The goal of UNESCO is to protect historical sites and cultural practices from all across the world, helping to preserve traditions that are passed down from generation to generation. The cultural practices include food, music, dances, rituals, language, indigenous knowledge, and more.
A few that made the 2020 list include the art of glass bead making in Italy and France, the Budima warrior dance in Zambia, the culture of saunas in Finland, the tradition of playing the hunting horn in France, Italy, Belgium, and Luxembourg, and couscous as a favorite in Moroccan households.
Let us explore three other cultures that made the list in detail and what makes them significant.
A Love for Sourdough-Making
Malta is an archipelago of three islands in the Mediterranean Sea, off the coast of Italy. One of its culinary traditions is the art of making a traditional bread known locally as ftira -- it consists of a thick, crunchy crust and a light, fluffy interior.
Since the 16th century, the ftira has been a crucial part of the Maltese culture and eaten in numerous events, such as festivals and family gatherings.
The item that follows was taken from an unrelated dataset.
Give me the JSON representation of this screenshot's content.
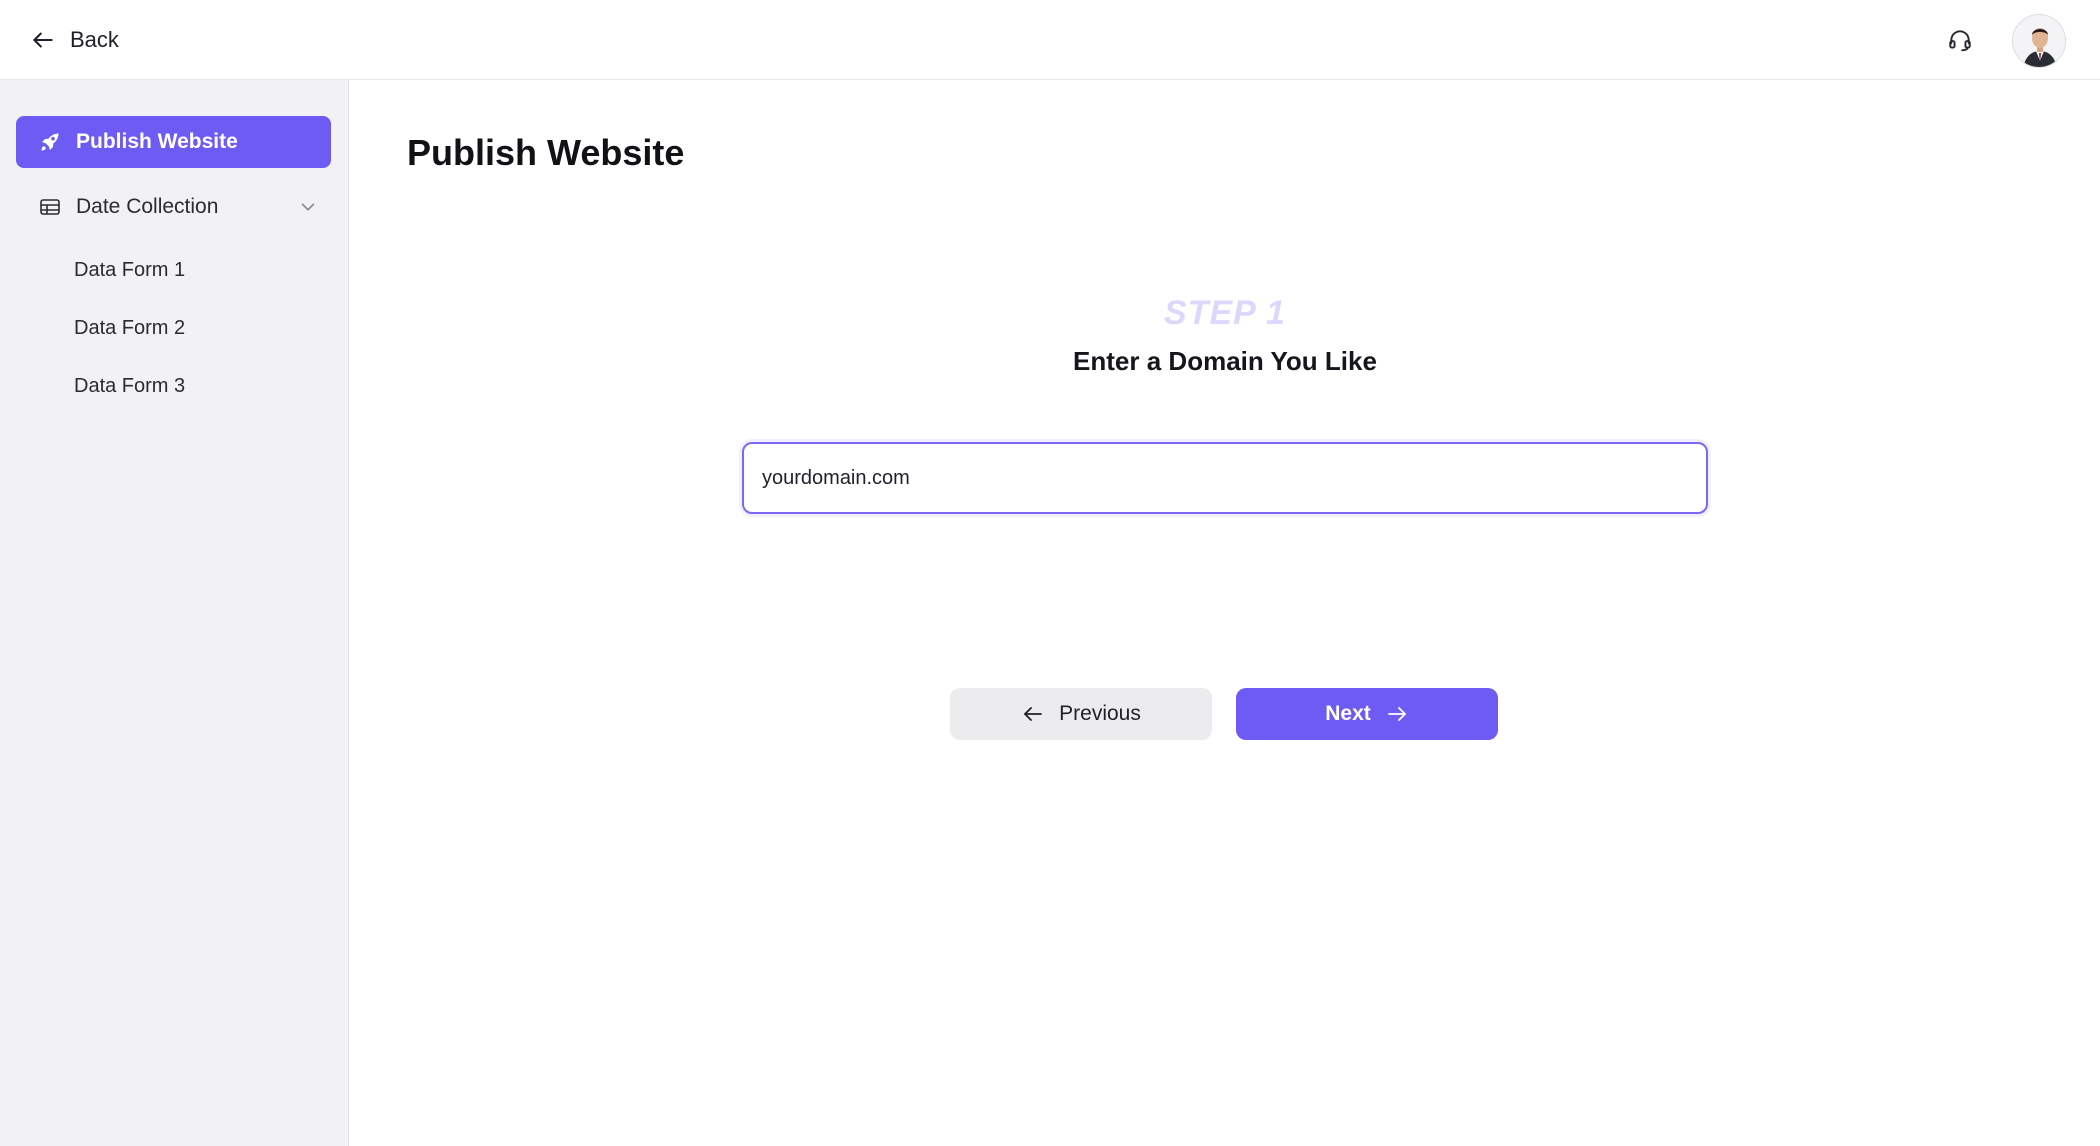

Every year, the Maltese city of Qormi, also known as Casal Fornaro, organizes a cultural event celebrating the ftira culture. The delicious bread is filled with ingredients such as olive oil, tomato, tuna, and capers, enhancing the overall taste experience and surely making anyone’s mouth water with just one bite.
Pantun: A Form of Expression
In both Malaysia and Indonesia, there is a popular oral tradition known as pantun. Pantun is a four-line verse to help express one’s thoughts and emotions.
Pantun has a history of over 500 years in the region, and it is a form of identity, cultural expression, as well as a way to honor ancestors. While the first two verses of the poem incorporate elements from nature or the environment, the final two lines teach listeners moral values or lessons, such as the importance of humility and respect. Through education, festival events, performances, and even competitions, the oral practice of pantun continues to be spread and passed down from one generation to another.
Japanese Architecture Preserves Culture
Traditionally, most of Japan’s buildings were constructed of wood, due to the large abundance of forests in the region.
As time went on, many traditional Japanese shrines, temples, and houses increasingly needed reparation and fortification to be preserved against natural disasters and old age.
In Japan, a set of seventeen different techniques and skills allows for craftsmen to help restore Japanese structures as well as build new ones, all from natural materials. Such knowledge and procedures are extremely necessary, and they have even helped to preserve one of the world’s most ancient wooden buildings, the Horyu-ji temple, dating back to the seventh century (601 AD- 700 AD).
The ftira baking tradition in Malta, the oral tradition of pantuns in Malaysia and Indonesia, and the architecture craft in Japan are just three of the many, fascinating examples of traditions from around the world-- that unify and bring people together.
Sources: UNESCO, Kyodo News, National Geographic